Having spoken with Nicodemus of the Kingdom of God and of the necessity of New Birth for either seeing or entering that Kingdom, He now speaks of the heavenly side of the Kingdom. All that which "a master of Israel" would have known from the Old Testament as to the Kingdom, fell within the range of our Lord's expression — "earthly things." Yet He was here in the grace of His incarnation to witness of "heavenly things." Hence, we have His remarkable statement — "And no man hath ascended up into heaven, but He that came down from heaven, even the Son of Man, which is in heaven."
Already in John 1:18 we have had, "which is in the bosom of the Father." This "which (who) is in" is a divine and eternal predicate. Our Lord in becoming Man has given up nothing of His Godhead — He has not ceased to be all that He ever was in the co-equality of Godhead. And there He stood, corporeally present and apparent to Nicodemus, yet He said something about Himself, under a title which belonged to Him in His Manhood — "Son of Man," which could only be true because of His Godhead. "Son of Man," a human title; "Who is in heaven" — a divine predicate. He had taken upon Himself flesh and blood (see Hebrews 2:14) in order to carry into effect the eternal purpose of God. The Father's work, given Him to do, would remove every impediment to the outflow of divine and eternal love. The Son came to die in order that the love of God might be known, enjoyed, and responded to by men who otherwise would be righteously consigned to the misery of eternal woe.
Thus our Lord went on to speak of His lifting up as Son of Man, that whosoever believeth in Him should not perish but have eternal life. Praise His blessed Name for ever.
John 6:61, 62. "Doth this offend you? What and if ye shall see the Son of Man ascend up where He was before?"
If, in coming down, He never ceased to be all that which He had ever personally been, so in going up He did not cease to be what He had become in coming down. The blessedness of this is emphasised to us; He has gone up where He was before, but in a condition in which He was not there before; He has gone up in Manhood — He abides a Man for ever. How necessary then it is for us all to know that in becoming flesh He did not cease to be God, and now that He has gone from earth to heaven, having by His work of redemption — His sacrificial work on the Cross — opened heaven and heavenly blessing to men, He has not nor shall He ever, cease to be Man. Thus there is emphasised to us that the predilection of God is with men; and so we delight to sing:

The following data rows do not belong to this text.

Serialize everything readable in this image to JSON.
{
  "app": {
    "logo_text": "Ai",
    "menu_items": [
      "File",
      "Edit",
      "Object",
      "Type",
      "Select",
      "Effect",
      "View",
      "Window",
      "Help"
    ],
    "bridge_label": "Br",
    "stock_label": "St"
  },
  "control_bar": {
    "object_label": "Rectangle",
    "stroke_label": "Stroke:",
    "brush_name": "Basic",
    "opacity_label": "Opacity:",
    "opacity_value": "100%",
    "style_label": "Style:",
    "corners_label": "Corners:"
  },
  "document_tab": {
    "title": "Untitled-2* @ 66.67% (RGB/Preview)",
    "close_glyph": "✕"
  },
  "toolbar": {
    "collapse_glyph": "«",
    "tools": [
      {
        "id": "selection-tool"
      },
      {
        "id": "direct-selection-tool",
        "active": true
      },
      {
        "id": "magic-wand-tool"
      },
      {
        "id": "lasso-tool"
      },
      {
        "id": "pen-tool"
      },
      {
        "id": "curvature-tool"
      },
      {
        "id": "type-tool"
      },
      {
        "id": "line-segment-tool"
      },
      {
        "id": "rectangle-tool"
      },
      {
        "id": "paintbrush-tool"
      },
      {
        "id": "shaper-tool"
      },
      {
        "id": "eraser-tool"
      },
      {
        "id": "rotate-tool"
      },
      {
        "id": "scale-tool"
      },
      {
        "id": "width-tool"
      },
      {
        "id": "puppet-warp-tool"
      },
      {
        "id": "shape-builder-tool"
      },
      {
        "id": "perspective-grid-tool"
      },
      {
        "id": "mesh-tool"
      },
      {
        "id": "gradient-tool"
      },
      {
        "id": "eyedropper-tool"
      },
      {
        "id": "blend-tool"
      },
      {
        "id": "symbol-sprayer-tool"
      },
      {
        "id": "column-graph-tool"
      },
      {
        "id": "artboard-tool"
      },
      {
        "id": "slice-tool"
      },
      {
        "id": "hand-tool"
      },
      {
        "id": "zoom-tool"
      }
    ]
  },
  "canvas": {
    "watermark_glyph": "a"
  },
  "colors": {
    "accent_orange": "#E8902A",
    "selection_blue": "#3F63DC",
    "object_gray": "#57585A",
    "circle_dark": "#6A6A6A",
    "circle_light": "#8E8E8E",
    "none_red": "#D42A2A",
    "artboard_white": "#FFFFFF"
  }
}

"We bless Thee, God and Father,
We joy before Thy face;
Beyond dark death for ever,
We share Thy Son's blest place.
He lives a Man before Thee,

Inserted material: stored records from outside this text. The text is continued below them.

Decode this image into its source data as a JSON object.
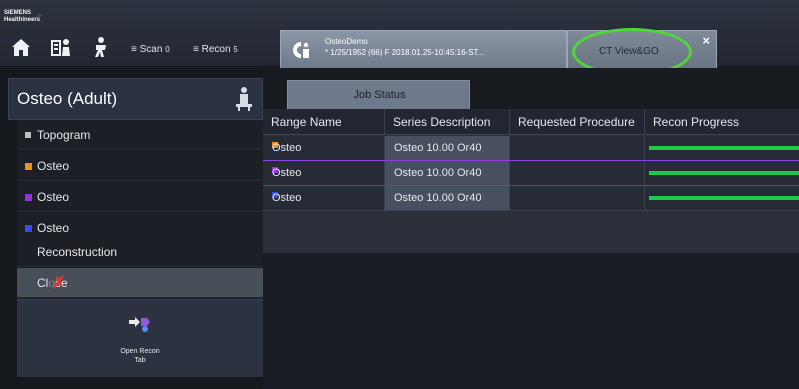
{
  "brand": {
    "line1": "SIEMENS",
    "line2": "Healthineers"
  },
  "nav": {
    "scan_label": "Scan",
    "scan_count": "0",
    "recon_label": "Recon",
    "recon_count": "5"
  },
  "tabs": {
    "patient_name": "OsteoDemo",
    "patient_info": "* 1/25/1952 (66) F 2018.01.25-10:45:16-ST...",
    "ct_view_label": "CT View&GO",
    "close_symbol": "×"
  },
  "sidebar": {
    "title": "Osteo (Adult)",
    "items": [
      {
        "label": "Topogram",
        "swatch": "#bdbdbd"
      },
      {
        "label": "Osteo",
        "swatch": "#f28c1c"
      },
      {
        "label": "Osteo",
        "swatch": "#9b2fe0"
      },
      {
        "label": "Osteo",
        "swatch": "#3a4cf0"
      }
    ],
    "reconstruction_label": "Reconstruction",
    "close_label_left": "Cl",
    "close_label_right": "se",
    "close_mark": "✗",
    "open_recon_line1": "Open Recon",
    "open_recon_line2": "Tab"
  },
  "job_status": {
    "tab_label": "Job Status",
    "columns": [
      "Range Name",
      "Series Description",
      "Requested Procedure",
      "Recon Progress"
    ],
    "rows": [
      {
        "range_name": "Osteo",
        "series": "Osteo  10.00  Or40",
        "procedure": "",
        "color": "#f28c1c",
        "divider": "#8a42e0",
        "progress": 1.0
      },
      {
        "range_name": "Osteo",
        "series": "Osteo  10.00  Or40",
        "procedure": "",
        "color": "#9b2fe0",
        "divider": "#3a4cf0",
        "progress": 1.0
      },
      {
        "range_name": "Osteo",
        "series": "Osteo  10.00  Or40",
        "procedure": "",
        "color": "#3a4cf0",
        "divider": "#3a4150",
        "progress": 1.0
      }
    ]
  },
  "colors": {
    "highlight_ring": "#4fd73a",
    "progress_green": "#1fc94a",
    "close_mark": "#e33b2e"
  }
}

In cloudless light above,
In Thine unbounded favour —
Thine everlasting love."
John 14:1-3. "I go to prepare a place for you."

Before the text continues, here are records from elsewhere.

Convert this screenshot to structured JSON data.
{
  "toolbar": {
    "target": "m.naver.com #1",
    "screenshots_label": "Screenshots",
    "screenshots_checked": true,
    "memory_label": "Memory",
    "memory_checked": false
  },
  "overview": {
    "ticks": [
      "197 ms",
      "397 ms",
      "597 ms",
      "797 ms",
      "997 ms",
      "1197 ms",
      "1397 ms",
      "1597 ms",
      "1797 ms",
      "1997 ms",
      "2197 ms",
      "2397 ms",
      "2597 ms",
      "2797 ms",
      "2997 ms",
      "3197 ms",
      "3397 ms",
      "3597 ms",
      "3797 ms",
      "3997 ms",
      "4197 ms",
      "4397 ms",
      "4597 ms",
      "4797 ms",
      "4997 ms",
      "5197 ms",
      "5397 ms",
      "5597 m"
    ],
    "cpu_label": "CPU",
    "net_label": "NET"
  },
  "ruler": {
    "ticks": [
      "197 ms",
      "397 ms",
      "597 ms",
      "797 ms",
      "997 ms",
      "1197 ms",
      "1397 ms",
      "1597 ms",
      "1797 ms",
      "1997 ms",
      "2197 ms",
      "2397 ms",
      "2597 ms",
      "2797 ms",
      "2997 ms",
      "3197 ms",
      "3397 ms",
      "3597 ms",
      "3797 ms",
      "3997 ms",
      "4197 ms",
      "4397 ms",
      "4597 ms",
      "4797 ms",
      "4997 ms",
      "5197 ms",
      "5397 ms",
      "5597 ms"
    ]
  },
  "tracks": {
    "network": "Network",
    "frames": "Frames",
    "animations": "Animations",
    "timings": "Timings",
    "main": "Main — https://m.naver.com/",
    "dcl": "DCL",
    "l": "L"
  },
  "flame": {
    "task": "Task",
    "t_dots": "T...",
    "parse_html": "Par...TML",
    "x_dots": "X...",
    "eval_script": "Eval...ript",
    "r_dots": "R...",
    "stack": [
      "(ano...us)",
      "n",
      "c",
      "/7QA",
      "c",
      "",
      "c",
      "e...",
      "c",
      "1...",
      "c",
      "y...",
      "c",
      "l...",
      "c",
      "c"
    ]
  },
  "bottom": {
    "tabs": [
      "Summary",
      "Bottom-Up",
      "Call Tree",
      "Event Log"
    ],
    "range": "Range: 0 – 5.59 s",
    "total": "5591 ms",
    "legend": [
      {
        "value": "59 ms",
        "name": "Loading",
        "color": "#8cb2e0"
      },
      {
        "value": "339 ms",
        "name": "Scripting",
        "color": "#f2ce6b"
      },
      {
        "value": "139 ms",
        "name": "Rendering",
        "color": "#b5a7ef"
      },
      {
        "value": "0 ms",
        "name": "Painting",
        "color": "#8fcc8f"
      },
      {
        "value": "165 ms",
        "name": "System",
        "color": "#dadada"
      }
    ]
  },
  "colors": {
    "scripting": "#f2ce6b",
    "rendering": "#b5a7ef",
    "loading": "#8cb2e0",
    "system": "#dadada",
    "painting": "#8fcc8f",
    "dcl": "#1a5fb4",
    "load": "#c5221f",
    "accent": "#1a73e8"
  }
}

In taking His place in Manhood in the Father's house He has prepared a place for men there. He is not busy preparing the place, no, His going there in abiding Manhood has prepared the place for His own. Such is His love — that same love that brought him down from the glory, into the world; and down into death at the Cross — that it cannot be satisfied while He is there and His own are here. He is coming again to receive them unto Himself that where He is there they may be also.
The heavenly things of which He told are the property of all those who are His own. There is a heavenly people on earth today to whom the heavenly things belong. They now have the light of them by the Spirit, from the Word, but they have it in circumstances entirely foreign to them, for has our Lord not said, "They are not of the world, even as I am not of the world"!
Yet, "I am no more in the world, but these are in the world." So His own are in the world but not of the world (see John 17:11, 16). His love then cannot be satisfied until they (the heavenly ones) are with Him (the heavenly One) where He is at home.
May we know and enjoy these blessed truths in such a way that we might spontaneously and practically answer to His love until we hear His voice and rise to meet Him, to be like Him and with Him for evermore.
"Like Him! O grace supreme!
Like Him before Thy face;
Like Him to know that glory beam
Unhindered face to face.
O love supreme and bright!
Good to the feeblest heart;
That gives us now, as heavenly light,
What soon shall be our part."